Mesdames et Messieurs,
Je suis très heureux d'être avec vous ici, à Paris, dans un endroit sûr, éclairé et chaleureux.
Ce n’est pas le cas à 2'400 kilomètres d’ici – à une journée de route en voiture.
I am delighted to be with you here in Paris, in a safe, well-lit and warm environment.
2,400 kilometres away from here – just a day's drive – the situation is very different.
With the return of war on our doorstep, we face the harsh reality that the ideal of a peaceful and democratic world was an illusion, even in Europe, where we thought that war could never happen again, following the fall of the Berlin Wall.
The fact is, that we were wrong. And that is why we are here today.
Je tiens à remercier la France pour cette conférence de Paris, utile à deux titres.
I would like to thank France for convening this conference in Paris, which will help on two levels:
- it will allow us to continue the recovery work initiated in Lugano and Berlin; and
- bring us together in supporting Ukraine as it faces its current emergency: the winter cold.
Thank you very much Mr President Macron for your commitment to peace and to the people of Ukraine.
I would also like to thank you Mr President Zelensky and you, Mr Prime Minister Shmyhal, for the exemplary resolve you have shown in the face of great adversity.
Ladies and Gentlemen,
I travelled to Kyiv at the end of October and saw the damage inflicted by missiles and drones.

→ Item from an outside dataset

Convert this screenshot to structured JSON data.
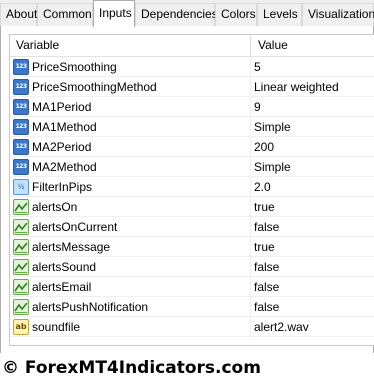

I also saw first-hand the magnitude of humanitarian need among the brave people living in the city.
And the situation has deteriorated since then.
As President Zelenskyy has told us, Ukraine is in a desperate situation, with Russia attacking its energy civil infrastructure in the midst of winter. This has created a terrible humanitarian crisis for the Ukrainian people.
I wish to reiterate here that Russia's attacks on civilians and infrastructure constitute severe violations of international humanitarian law.
Switzerland strongly condemns these attacks.
Once again, I call on Russia to comply with its international obligations.
Ladies and Gentlemen,
I learned 3 things from my trip to Kyiv.
Firstly, Ukraine requires immediate emergency assistance to get through the winter.
Based on a proposal of my government, the Swiss Parliament approved a CHF 100 million emergency humanitarian aid package last week. This package is targeted towards helping Ukraine tackle the challenges it faces this winter. The credit will be disbursed immediately.
And from next year, Switzerland will invest in the rehabilitation of power plants as well as healthcare and sanitation facilities.
Switzerland will also focus its efforts on promoting the rule of law, strengthening democratic institutions and seeking redress for the violations committed against the people in Ukraine.
Ladies and gentlemen,
The second thing I learned from my trip to Kyiv was that clarity is still needed.
In Berlin, we realised that we still needed to clarify various aspects of the recovery process.
I am pleased to note that discussions have progressed since then, based on the principles adopted in the Lugano Declaration.
Allow me therefore to welcome the declaration of the G7 leaders adopted yesterday announcing the establishment of a donor coordination platform.
We must step up efforts to fine-tune the organisational and governance aspects. We could do this on the margins of the World Economic Forum in Davos or at the next meeting of the European Political Community in Chişinău. You can be confident that the recovery of Ukraine is of utmost importance to Switzerland.
J’en arrive enfin à ma troisième certitude :
La confiance ne s’achète pas !
Elle se gagne sur le terrain grâce à nos projets communs, et par la mise en œuvre de réformes concrètes et ambitieuses.
Trust must be earned!
Trust can be won on the ground by undertaking joint projects and implementing genuine and ambitious reforms.
Trust is crucial to securing political and public support for the recovery process in Ukraine.
Let me make it clear: it is essential that we adopt a structured approach to recovery that builds on lessons learned from the past and is backed up by sound data.
As stated last July in the Lugano Declaration, the Ukrainian people should take the lead and communicate their needs in the 5 priority areas identified at the conference: water, energy, food security, healthcare and transport.
Ladies and gentlemen,
We are here because all our futures are at stake. Our future depends on our ability to:
- restore peace in Europe;
- defend freedom and the right of peoples to live in a just international order; and
- ensure that Ukraine and its people overcome this crisis and return to normal life.
At today's conference, I therefore expect us to muster all necessary means and resources to help Ukrainians get through the crisis and beyond that, to bring them hope.
Cet espoir dépend de nous, ici et maintenant.
And that hope depends on what we do right here and now.